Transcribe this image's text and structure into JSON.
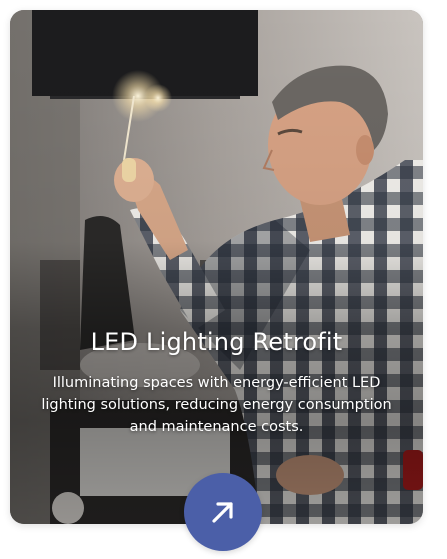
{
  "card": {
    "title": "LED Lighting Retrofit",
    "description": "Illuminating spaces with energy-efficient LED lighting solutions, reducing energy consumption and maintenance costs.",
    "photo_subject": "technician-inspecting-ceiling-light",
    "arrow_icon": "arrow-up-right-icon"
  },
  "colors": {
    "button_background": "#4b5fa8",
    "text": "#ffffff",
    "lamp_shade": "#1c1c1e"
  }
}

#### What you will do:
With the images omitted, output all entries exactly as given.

#### Solution for this task:
Transcribe this image's text and structure into JSON.
{
  "card": {
    "title": "LED Lighting Retrofit",
    "description": "Illuminating spaces with energy-efficient LED lighting solutions, reducing energy consumption and maintenance costs.",
    "photo_subject": "technician-inspecting-ceiling-light",
    "arrow_icon": "arrow-up-right-icon"
  },
  "colors": {
    "button_background": "#4b5fa8",
    "text": "#ffffff",
    "lamp_shade": "#1c1c1e"
  }
}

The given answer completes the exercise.